Lack of classrooms, lack of, or poorly equipped libraries and laboratories, lack of study materials, etc are some of the issues plaguing our educational sector in Nigeria. Those in power and political offices care less about the situation because they are not directly affected. Their children are flown abroad to study in choice universities like Harvard, Oxford, Cambridge, UCL, and so on.

Our politicians shamelessly and ignorantly throw thousands of dollars into the education of their children in foreign lands, further helping to develop those systems. They forget that it is humans like them, public office holders like them that made those choice schools what they are today.

Our health sector is suffering from a chronic disease and requires intensive care. Our hospitals and clinics are ill-equipped with dysfunctional facilities. Basic healthcare delivery equipment is rarely available, and otherwise curable ailments and diseases are made too big for Nigeria and flown abroad. The poor man who cannot afford foreign treatment is left to die.

The frequent strike action embarked upon by doctors and medical practitioners, owing to disagreements between the Nigeria Medical Association and the federal Government, most times due to remuneration is worrisome to say the least. The last strike action embarked upon in the face of the Ebola outbreak threatened the safety of Nigerians.

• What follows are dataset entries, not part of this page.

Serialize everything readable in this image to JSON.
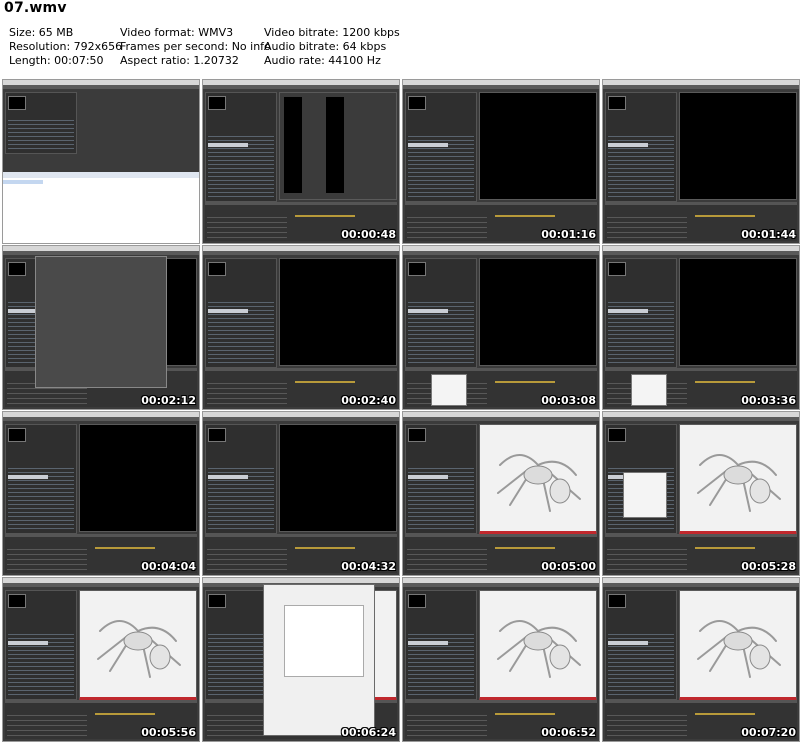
{
  "file": {
    "title": "07.wmv"
  },
  "info": {
    "size": "Size: 65 MB",
    "resolution": "Resolution: 792x656",
    "length": "Length: 00:07:50",
    "video_format": "Video format: WMV3",
    "fps": "Frames per second: No info",
    "aspect": "Aspect ratio: 1.20732",
    "video_bitrate": "Video bitrate: 1200 kbps",
    "audio_bitrate": "Audio bitrate: 64 kbps",
    "audio_rate": "Audio rate: 44100 Hz"
  },
  "thumbnails": [
    {
      "timestamp": "",
      "kind": "explorer"
    },
    {
      "timestamp": "00:00:48",
      "kind": "bars"
    },
    {
      "timestamp": "00:01:16",
      "kind": "dark"
    },
    {
      "timestamp": "00:01:44",
      "kind": "dark"
    },
    {
      "timestamp": "00:02:12",
      "kind": "dialog"
    },
    {
      "timestamp": "00:02:40",
      "kind": "dark"
    },
    {
      "timestamp": "00:03:08",
      "kind": "dark-menu"
    },
    {
      "timestamp": "00:03:36",
      "kind": "dark-menu"
    },
    {
      "timestamp": "00:04:04",
      "kind": "dark"
    },
    {
      "timestamp": "00:04:32",
      "kind": "dark"
    },
    {
      "timestamp": "00:05:00",
      "kind": "white"
    },
    {
      "timestamp": "00:05:28",
      "kind": "white-menu"
    },
    {
      "timestamp": "00:05:56",
      "kind": "white"
    },
    {
      "timestamp": "00:06:24",
      "kind": "filedialog"
    },
    {
      "timestamp": "00:06:52",
      "kind": "white"
    },
    {
      "timestamp": "00:07:20",
      "kind": "white"
    }
  ]
}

The economy of Nigeria is a joke in itself. Posterity has taught us that a monotonous economy, solely dependent on one resource, is not futuristic. Our over dependence on oil, or black gold if you like, is a big problem to the Nigerian dream. Even the oil we depend on is not well managed. Apart from the fact that billions of naira are lost daily to oil theft, our nation loses a large chunk of oil revenue to foreign refineries.

More so, other industries which sustained the nation prior to the discovery of oil have been abandoned. Agriculture can no longer sustain our local food needs. Our rubber industry has collapsed, the steel industry died with the Ajaokuta corruption, mining is at its lowest ebb, and other mineral resources are not effectively and efficiently tapped.

A new problem, Boko Haram is rearing its head, further aggravating the already sad situation. The violence in the North East has exposed both our military flaws and political insincerity. In our normal tradition, we have chosen instead to politicize the war. The recent ceasefire declaration by the federal government, immediately followed by bloody attacks, exposes our recklessness in matters of national security. The 219 chibok girls are still held captive close to 200 days after, and our politicians are campaigning about. What a shame!

Nigeria's problems are terrible, but solvable. What the country needs are political will, strong and stable institutions, commitment, sincerity and dedication to the welfare of the people. The political class must begin to understand that actual power belongs to the people, regardless of who put them in office. They must begin to walk the walk and forget the talk.

The current flock of politicians is that which has been in politics since the 1960s and 70s. They have failed again and again. Nigeria needs to give its weight to someone who she believes can deliver. She should not be afraid to take risks. She should empower someone new and fresh; with fresh ideas, who can quickly transform the fortunes of the nation to become what we want her to be.

It is time for the people to begin to demand accountability and responsibility from the government of the day. The average Nigerian has been fooled for too long. The power belongs to the people; the woman selling pepper in the markets, the carpenter, the student, and every eligible voter. We can "force" anyone out of office if we want. France did it. Tunisia did it. We can do it.

Nigeria's tomorrow can only be secured by sincerity, first in dealing with corruption, then in the diversification of the economy, and down to the overhaul of our health, education, food, transport, and security sectors.

About Author / Additional Info:
I am a student, a columnist, a writer, and a keen journalist.